● REQUIRED ACTION
Each entry below should be written out exactly as it is, with no pictures.

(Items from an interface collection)
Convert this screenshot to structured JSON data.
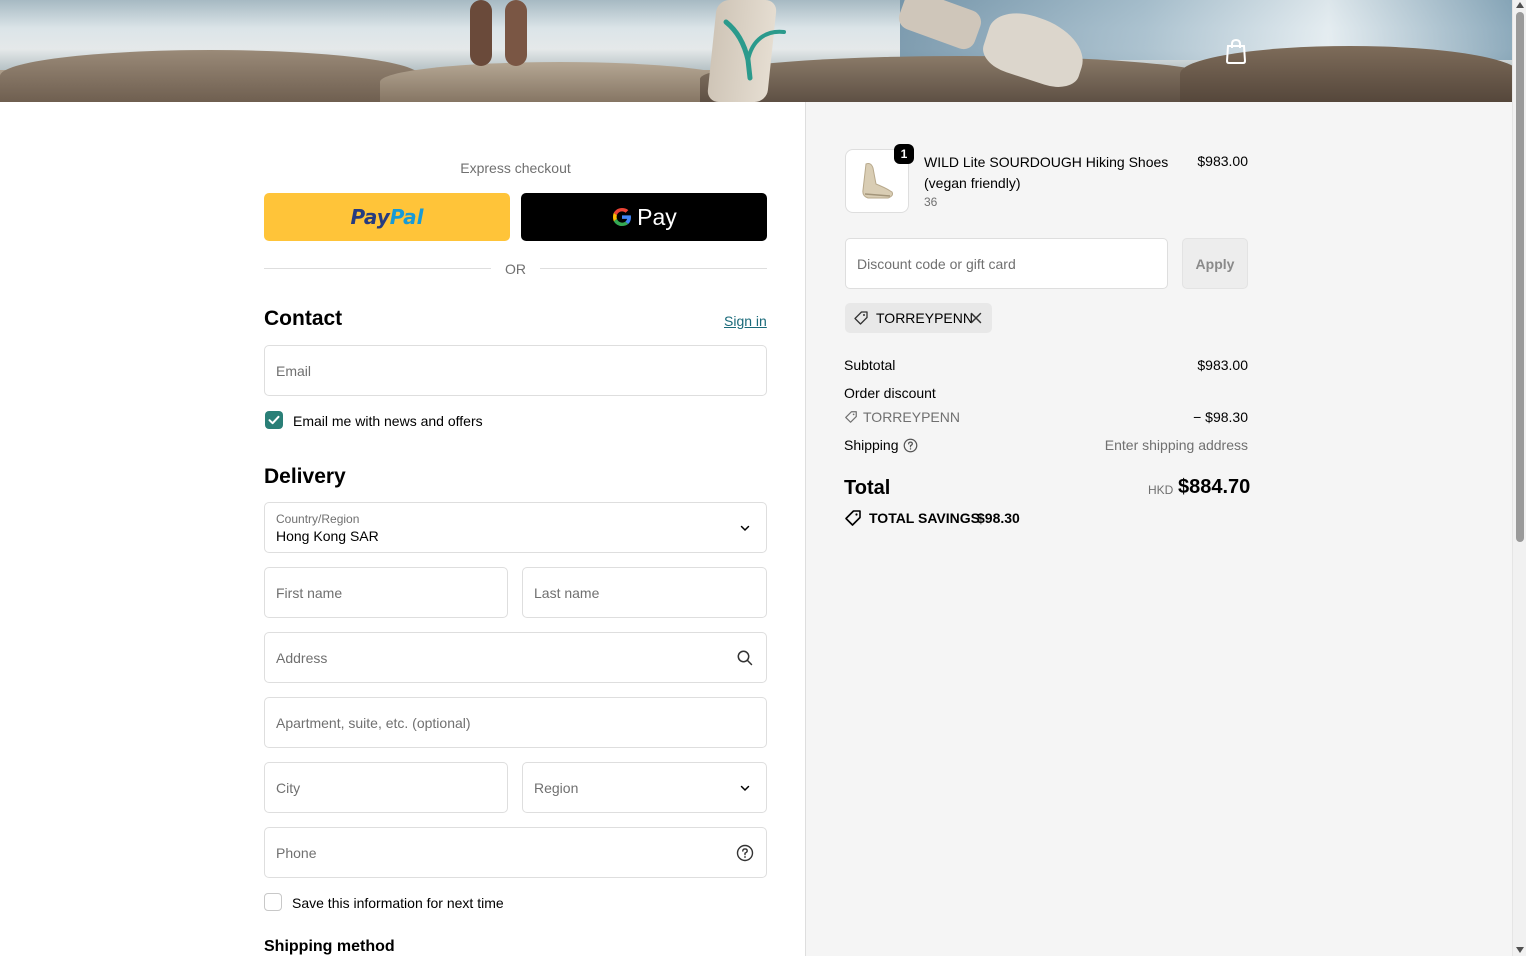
{
  "express": {
    "label": "Express checkout",
    "paypal_part1": "Pay",
    "paypal_part2": "Pal",
    "gpay_label": "Pay",
    "or_label": "OR"
  },
  "contact": {
    "heading": "Contact",
    "sign_in": "Sign in",
    "email_placeholder": "Email",
    "newsletter_label": "Email me with news and offers",
    "newsletter_checked": true
  },
  "delivery": {
    "heading": "Delivery",
    "country_label": "Country/Region",
    "country_value": "Hong Kong SAR",
    "first_name_placeholder": "First name",
    "last_name_placeholder": "Last name",
    "address_placeholder": "Address",
    "apartment_placeholder": "Apartment, suite, etc. (optional)",
    "city_placeholder": "City",
    "region_placeholder": "Region",
    "phone_placeholder": "Phone",
    "save_info_label": "Save this information for next time",
    "save_info_checked": false
  },
  "shipping_method_heading": "Shipping method",
  "order": {
    "product": {
      "name": "WILD Lite SOURDOUGH Hiking Shoes (vegan friendly)",
      "variant": "36",
      "price": "$983.00",
      "quantity": "1"
    },
    "discount_placeholder": "Discount code or gift card",
    "apply_label": "Apply",
    "applied_code": "TORREYPENN",
    "subtotal_label": "Subtotal",
    "subtotal_value": "$983.00",
    "order_discount_label": "Order discount",
    "discount_code": "TORREYPENN",
    "discount_value": "− $98.30",
    "shipping_label": "Shipping",
    "shipping_value": "Enter shipping address",
    "total_label": "Total",
    "total_currency": "HKD",
    "total_value": "$884.70",
    "savings_label": "TOTAL SAVINGS",
    "savings_value": "$98.30"
  },
  "colors": {
    "accent": "#2a7f77",
    "paypal_yellow": "#ffc439",
    "link": "#1a6a7a"
  },
  "icons": [
    "shopping-bag-icon",
    "chevron-down-icon",
    "search-icon",
    "help-circle-icon",
    "tag-icon",
    "close-icon",
    "check-icon",
    "google-g-icon"
  ]
}
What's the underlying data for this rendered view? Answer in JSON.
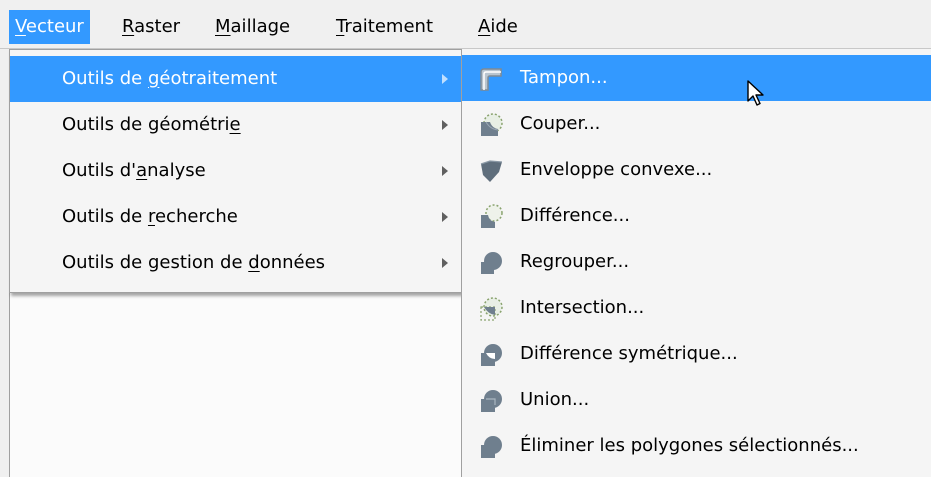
{
  "menubar": {
    "items": [
      {
        "pre": "",
        "mnemonic": "V",
        "post": "ecteur"
      },
      {
        "pre": "",
        "mnemonic": "R",
        "post": "aster"
      },
      {
        "pre": "",
        "mnemonic": "M",
        "post": "aillage"
      },
      {
        "pre": "",
        "mnemonic": "T",
        "post": "raitement"
      },
      {
        "pre": "",
        "mnemonic": "A",
        "post": "ide"
      }
    ],
    "active_item": "Vecteur"
  },
  "vector_menu": {
    "items": [
      {
        "pre": "Outils de ",
        "mnemonic": "g",
        "post": "éotraitement",
        "has_submenu": true
      },
      {
        "pre": "Outils de géométri",
        "mnemonic": "e",
        "post": "",
        "has_submenu": true
      },
      {
        "pre": "Outils d'",
        "mnemonic": "a",
        "post": "nalyse",
        "has_submenu": true
      },
      {
        "pre": "Outils de ",
        "mnemonic": "r",
        "post": "echerche",
        "has_submenu": true
      },
      {
        "pre": "Outils de gestion de ",
        "mnemonic": "d",
        "post": "onnées",
        "has_submenu": true
      }
    ],
    "active_item": "Outils de géotraitement"
  },
  "geoprocessing_menu": {
    "items": [
      {
        "label": "Tampon...",
        "icon": "buffer-icon"
      },
      {
        "label": "Couper...",
        "icon": "clip-icon"
      },
      {
        "label": "Enveloppe convexe...",
        "icon": "convex-hull-icon"
      },
      {
        "label": "Différence...",
        "icon": "difference-icon"
      },
      {
        "label": "Regrouper...",
        "icon": "dissolve-icon"
      },
      {
        "label": "Intersection...",
        "icon": "intersection-icon"
      },
      {
        "label": "Différence symétrique...",
        "icon": "symmetric-difference-icon"
      },
      {
        "label": "Union...",
        "icon": "union-icon"
      },
      {
        "label": "Éliminer les polygones sélectionnés...",
        "icon": "eliminate-polygons-icon"
      }
    ],
    "active_item": "Tampon..."
  },
  "colors": {
    "highlight": "#3399ff",
    "menu_background": "#f5f5f5",
    "icon_gray": "#6b7c8c"
  }
}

● ANSWER TO THE PROBLEM
Convert this screenshot to structured JSON data.
{
  "express": {
    "label": "Express checkout",
    "paypal_part1": "Pay",
    "paypal_part2": "Pal",
    "gpay_label": "Pay",
    "or_label": "OR"
  },
  "contact": {
    "heading": "Contact",
    "sign_in": "Sign in",
    "email_placeholder": "Email",
    "newsletter_label": "Email me with news and offers",
    "newsletter_checked": true
  },
  "delivery": {
    "heading": "Delivery",
    "country_label": "Country/Region",
    "country_value": "Hong Kong SAR",
    "first_name_placeholder": "First name",
    "last_name_placeholder": "Last name",
    "address_placeholder": "Address",
    "apartment_placeholder": "Apartment, suite, etc. (optional)",
    "city_placeholder": "City",
    "region_placeholder": "Region",
    "phone_placeholder": "Phone",
    "save_info_label": "Save this information for next time",
    "save_info_checked": false
  },
  "shipping_method_heading": "Shipping method",
  "order": {
    "product": {
      "name": "WILD Lite SOURDOUGH Hiking Shoes (vegan friendly)",
      "variant": "36",
      "price": "$983.00",
      "quantity": "1"
    },
    "discount_placeholder": "Discount code or gift card",
    "apply_label": "Apply",
    "applied_code": "TORREYPENN",
    "subtotal_label": "Subtotal",
    "subtotal_value": "$983.00",
    "order_discount_label": "Order discount",
    "discount_code": "TORREYPENN",
    "discount_value": "− $98.30",
    "shipping_label": "Shipping",
    "shipping_value": "Enter shipping address",
    "total_label": "Total",
    "total_currency": "HKD",
    "total_value": "$884.70",
    "savings_label": "TOTAL SAVINGS",
    "savings_value": "$98.30"
  },
  "colors": {
    "accent": "#2a7f77",
    "paypal_yellow": "#ffc439",
    "link": "#1a6a7a"
  },
  "icons": [
    "shopping-bag-icon",
    "chevron-down-icon",
    "search-icon",
    "help-circle-icon",
    "tag-icon",
    "close-icon",
    "check-icon",
    "google-g-icon"
  ]
}
What's the underlying data for this rendered view? Answer in JSON.
{
  "menubar": {
    "items": [
      {
        "pre": "",
        "mnemonic": "V",
        "post": "ecteur"
      },
      {
        "pre": "",
        "mnemonic": "R",
        "post": "aster"
      },
      {
        "pre": "",
        "mnemonic": "M",
        "post": "aillage"
      },
      {
        "pre": "",
        "mnemonic": "T",
        "post": "raitement"
      },
      {
        "pre": "",
        "mnemonic": "A",
        "post": "ide"
      }
    ],
    "active_item": "Vecteur"
  },
  "vector_menu": {
    "items": [
      {
        "pre": "Outils de ",
        "mnemonic": "g",
        "post": "éotraitement",
        "has_submenu": true
      },
      {
        "pre": "Outils de géométri",
        "mnemonic": "e",
        "post": "",
        "has_submenu": true
      },
      {
        "pre": "Outils d'",
        "mnemonic": "a",
        "post": "nalyse",
        "has_submenu": true
      },
      {
        "pre": "Outils de ",
        "mnemonic": "r",
        "post": "echerche",
        "has_submenu": true
      },
      {
        "pre": "Outils de gestion de ",
        "mnemonic": "d",
        "post": "onnées",
        "has_submenu": true
      }
    ],
    "active_item": "Outils de géotraitement"
  },
  "geoprocessing_menu": {
    "items": [
      {
        "label": "Tampon...",
        "icon": "buffer-icon"
      },
      {
        "label": "Couper...",
        "icon": "clip-icon"
      },
      {
        "label": "Enveloppe convexe...",
        "icon": "convex-hull-icon"
      },
      {
        "label": "Différence...",
        "icon": "difference-icon"
      },
      {
        "label": "Regrouper...",
        "icon": "dissolve-icon"
      },
      {
        "label": "Intersection...",
        "icon": "intersection-icon"
      },
      {
        "label": "Différence symétrique...",
        "icon": "symmetric-difference-icon"
      },
      {
        "label": "Union...",
        "icon": "union-icon"
      },
      {
        "label": "Éliminer les polygones sélectionnés...",
        "icon": "eliminate-polygons-icon"
      }
    ],
    "active_item": "Tampon..."
  },
  "colors": {
    "highlight": "#3399ff",
    "menu_background": "#f5f5f5",
    "icon_gray": "#6b7c8c"
  }
}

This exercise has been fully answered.